[Extracted data Boundary: Start]

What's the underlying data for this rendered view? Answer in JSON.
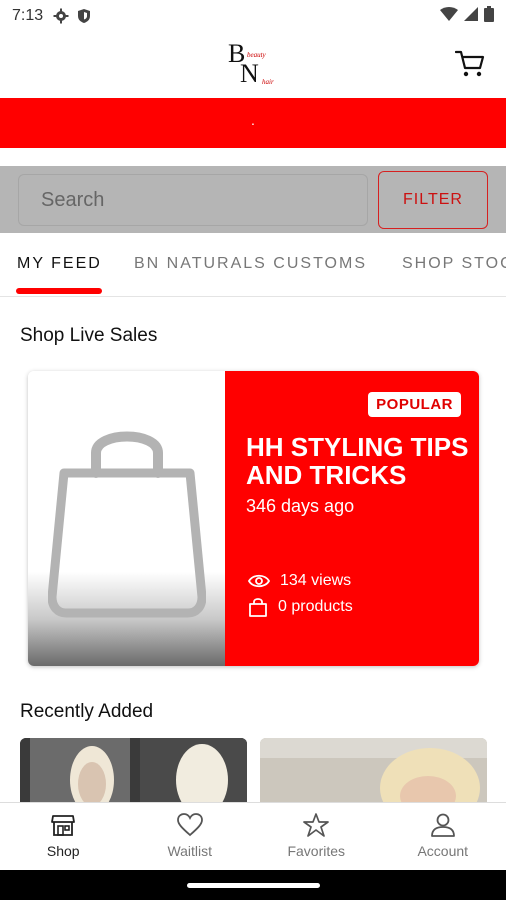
{
  "status_bar": {
    "time": "7:13",
    "icons": [
      "gear-icon",
      "shield-icon",
      "wifi-icon",
      "signal-icon",
      "battery-icon"
    ]
  },
  "header": {
    "logo": {
      "letter_b": "B",
      "letter_n": "N",
      "script_top": "beauty",
      "script_bottom": "hair"
    },
    "cart_icon": "cart-icon"
  },
  "promo_banner": {
    "text": "·",
    "color": "#ff0000"
  },
  "search": {
    "placeholder": "Search",
    "filter_label": "FILTER"
  },
  "tabs": [
    {
      "label": "MY FEED",
      "active": true
    },
    {
      "label": "BN NATURALS CUSTOMS",
      "active": false
    },
    {
      "label": "SHOP STOCK",
      "active": false
    }
  ],
  "live_sales": {
    "section_title": "Shop Live Sales",
    "card": {
      "badge": "POPULAR",
      "title": "HH STYLING TIPS AND TRICKS",
      "time_ago": "346 days ago",
      "views": "134 views",
      "products": "0 products"
    }
  },
  "recently_added": {
    "section_title": "Recently Added"
  },
  "bottom_nav": [
    {
      "label": "Shop",
      "icon": "storefront-icon",
      "active": true
    },
    {
      "label": "Waitlist",
      "icon": "heart-icon",
      "active": false
    },
    {
      "label": "Favorites",
      "icon": "star-icon",
      "active": false
    },
    {
      "label": "Account",
      "icon": "person-icon",
      "active": false
    }
  ],
  "colors": {
    "accent": "#ff0000",
    "search_bg": "#b5b5b5"
  }
}
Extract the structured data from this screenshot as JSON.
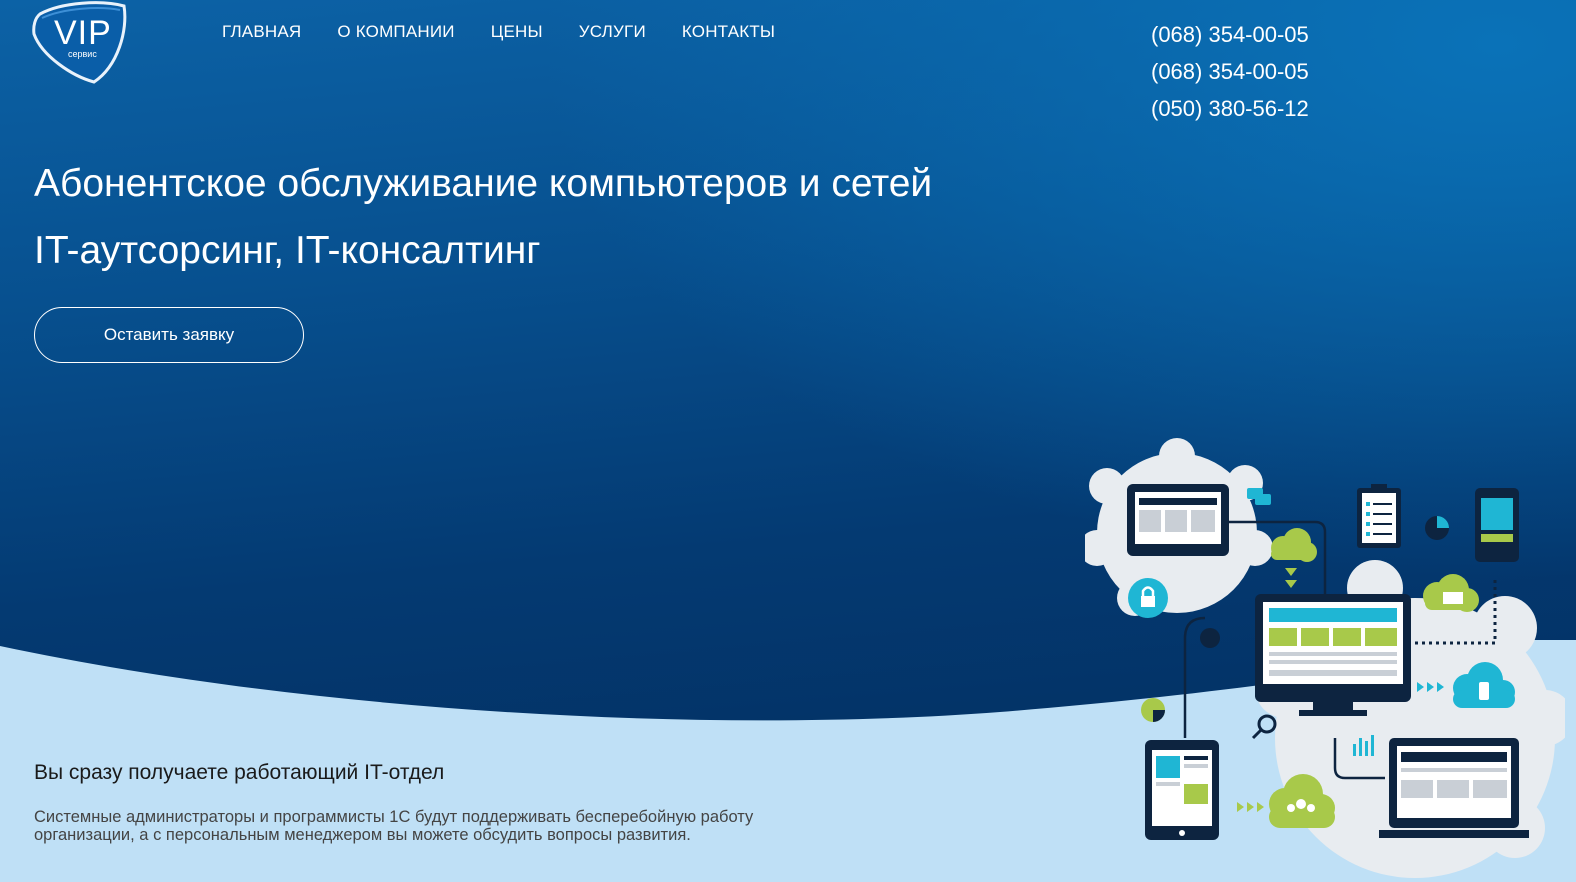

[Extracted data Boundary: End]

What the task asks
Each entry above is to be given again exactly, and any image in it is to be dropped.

Response to the task
What's the underlying data for this rendered view? Answer in JSON.
{
  "status_bar": {
    "time": "7:13",
    "icons": [
      "gear-icon",
      "shield-icon",
      "wifi-icon",
      "signal-icon",
      "battery-icon"
    ]
  },
  "header": {
    "logo": {
      "letter_b": "B",
      "letter_n": "N",
      "script_top": "beauty",
      "script_bottom": "hair"
    },
    "cart_icon": "cart-icon"
  },
  "promo_banner": {
    "text": "·",
    "color": "#ff0000"
  },
  "search": {
    "placeholder": "Search",
    "filter_label": "FILTER"
  },
  "tabs": [
    {
      "label": "MY FEED",
      "active": true
    },
    {
      "label": "BN NATURALS CUSTOMS",
      "active": false
    },
    {
      "label": "SHOP STOCK",
      "active": false
    }
  ],
  "live_sales": {
    "section_title": "Shop Live Sales",
    "card": {
      "badge": "POPULAR",
      "title": "HH STYLING TIPS AND TRICKS",
      "time_ago": "346 days ago",
      "views": "134 views",
      "products": "0 products"
    }
  },
  "recently_added": {
    "section_title": "Recently Added"
  },
  "bottom_nav": [
    {
      "label": "Shop",
      "icon": "storefront-icon",
      "active": true
    },
    {
      "label": "Waitlist",
      "icon": "heart-icon",
      "active": false
    },
    {
      "label": "Favorites",
      "icon": "star-icon",
      "active": false
    },
    {
      "label": "Account",
      "icon": "person-icon",
      "active": false
    }
  ],
  "colors": {
    "accent": "#ff0000",
    "search_bg": "#b5b5b5"
  }
}
Extract the structured data from this screenshot as JSON.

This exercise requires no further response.